Patient-Specific Diagnosis & Treatment From fMRI Scans
In collaboration with colleagues from the Department of Psychiatry, Russ Greiner creates tools for diagnosing psychological disorders and developing patient-specific treatment plans. The research team uses data from functional Magnetic Resonance Imaging (fMRI), supplemented with phenotypic data (i.e. observable characteristics), for people with conditions including ADHD, depression, Autism Spectrum Condition or Alzheimer’s Disease.
The resulting tools enable psychiatrists to make better use of fMRI images in diagnosing conditions and selecting the most effective medication for a particular patient.

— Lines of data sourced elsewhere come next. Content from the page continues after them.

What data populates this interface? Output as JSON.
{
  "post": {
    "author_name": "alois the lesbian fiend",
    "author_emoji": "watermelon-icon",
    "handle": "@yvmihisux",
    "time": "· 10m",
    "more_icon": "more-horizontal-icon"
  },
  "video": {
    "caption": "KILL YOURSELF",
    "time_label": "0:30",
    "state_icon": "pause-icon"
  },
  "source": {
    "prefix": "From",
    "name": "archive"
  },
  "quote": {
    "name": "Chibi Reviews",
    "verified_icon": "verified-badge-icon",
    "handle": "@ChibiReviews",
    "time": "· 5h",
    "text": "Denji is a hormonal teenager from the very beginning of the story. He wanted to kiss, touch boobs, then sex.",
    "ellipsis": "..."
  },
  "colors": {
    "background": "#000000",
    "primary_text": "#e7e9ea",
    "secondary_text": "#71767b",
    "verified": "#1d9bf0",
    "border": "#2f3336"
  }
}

At the recent ADHD-200 Global Competition, Russ and Dr. Matthew Brown co-directed a team who explored ways to determine whether or not an undiagnosed person has ADHD based on structural and functional Magnetic Resonance Imaging (MRI & fMRI) and phenotypic information. While approaches that employed imaging and signal processing achieved some success, the competition’s most reliable results (62.52% prediction accuracy) were produced by the team’s simple classifier, which used only five characteristics (age, sex, IQ, handedness and site of scan). The group has since produced models that incorporate fMRI data to yield greater accuracy.